This design is also depicted in other portraits. Interestingly, Jahangir’s ruling period (1605-1627) is inscribed in Hindi on this chart. It is obvious that Jahangir cannot set his own rule in a later period painting and did not commission the work. Although Hindi was practiced by Akbar’s legal adviser, Birbal, it is speculated that Hindi script may have been used by a former curator as an identifying mark.

This 16th century painting depicts a young man with a vase and a wine cup.

Mughal miniature paintings tell a story. These were embedded between the texts of the books as illustrations. Sometimes these paintings were used in Moraqqa or in albums containing miniature paintings and Islamic calligraphy. These paintings, most of which are court art, may have been the product of more than one hand. The Mughals used to commission work from the court artists who designed the composition and chose the colors, while the trainee artists did the detailed work using fine brushes.

The 18th-century full-length portrait of a poised, confident young woman holding a flower in her right hand suggests how important it was for the Mughals to represent women’s authority in the royal court. Likewise, the depiction of wine scenes in courtyards and picnic times reflect the culture of the Mughal era era. Although drinking wine was forbidden by Islam, this culture spread so widely that it became an integral part of the Mughal court.
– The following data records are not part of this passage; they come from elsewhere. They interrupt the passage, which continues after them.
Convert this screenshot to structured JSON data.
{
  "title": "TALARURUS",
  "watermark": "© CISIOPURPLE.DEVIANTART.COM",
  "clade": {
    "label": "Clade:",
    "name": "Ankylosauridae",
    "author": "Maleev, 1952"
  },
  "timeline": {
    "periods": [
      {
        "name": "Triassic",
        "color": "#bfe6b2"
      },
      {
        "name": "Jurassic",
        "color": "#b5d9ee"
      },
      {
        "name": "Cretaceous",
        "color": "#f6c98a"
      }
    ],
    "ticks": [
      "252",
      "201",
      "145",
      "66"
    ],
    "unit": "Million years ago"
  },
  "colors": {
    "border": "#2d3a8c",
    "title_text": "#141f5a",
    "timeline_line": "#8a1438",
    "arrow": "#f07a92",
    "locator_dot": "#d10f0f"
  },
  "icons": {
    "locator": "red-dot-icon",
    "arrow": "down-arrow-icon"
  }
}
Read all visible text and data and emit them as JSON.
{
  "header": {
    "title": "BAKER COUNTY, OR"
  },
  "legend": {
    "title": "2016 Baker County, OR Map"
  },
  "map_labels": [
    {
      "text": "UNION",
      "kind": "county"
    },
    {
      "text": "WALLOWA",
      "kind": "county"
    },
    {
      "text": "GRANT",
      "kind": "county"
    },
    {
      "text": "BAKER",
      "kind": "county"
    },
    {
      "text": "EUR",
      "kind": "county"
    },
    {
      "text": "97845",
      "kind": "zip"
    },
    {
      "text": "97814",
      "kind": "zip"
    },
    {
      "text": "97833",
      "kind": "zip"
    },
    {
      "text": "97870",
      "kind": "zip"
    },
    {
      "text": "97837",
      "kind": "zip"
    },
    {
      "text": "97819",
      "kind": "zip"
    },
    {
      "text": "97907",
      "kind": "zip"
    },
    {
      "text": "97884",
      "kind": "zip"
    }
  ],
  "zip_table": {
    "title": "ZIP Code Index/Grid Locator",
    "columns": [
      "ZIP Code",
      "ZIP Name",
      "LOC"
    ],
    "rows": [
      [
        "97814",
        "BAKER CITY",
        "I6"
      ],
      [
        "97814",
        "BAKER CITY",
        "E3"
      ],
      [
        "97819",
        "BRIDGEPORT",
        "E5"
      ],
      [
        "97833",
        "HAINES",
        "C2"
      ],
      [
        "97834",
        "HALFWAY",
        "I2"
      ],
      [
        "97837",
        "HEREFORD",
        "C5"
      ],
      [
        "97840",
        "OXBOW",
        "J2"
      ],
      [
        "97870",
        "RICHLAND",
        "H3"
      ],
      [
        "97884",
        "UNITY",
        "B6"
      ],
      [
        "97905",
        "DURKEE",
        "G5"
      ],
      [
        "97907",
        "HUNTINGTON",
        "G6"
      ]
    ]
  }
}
Paintings of princes and youths were depicted with cups of wine.

The 17th century miniature shows a man enjoying nature with a wine vase and goblet while his attendant waits for him.

Here we have two such paintings. The 16th century painting shows a young man holding a jug of wine and a cup while in the 17th century painting a prince is seated outside holding a cup of wine as his servants gaze humbly at him.

According to a 1994 research published in the Quarterly Review of Historical Studies Volume 34, during Mughal rule, not only art but commerce was also at its zenith in India. Mughal rulers used light and delicate Dhaka muslin as their fabric of choice, a product of industrial excellence. A painting dated 1803-1829 CE shows Nawab Sikandar Jah Bahadur Asif Jah-III, (Nizam of Hyderabad, India, who reigned 1803-1829) wearing a white diaphanous jaama made of the most expensive muslin of that period.

The Mughals may have lost the throne, but their legacy lives on. Their aesthetic sensibility and refined taste for art and culture are still strong in the subcontinent today.

The author is a freelance journalist who can be reached at [email protected].

She tweets @tasneemshazia

Posted in Dawn, EOS, May 22, 2022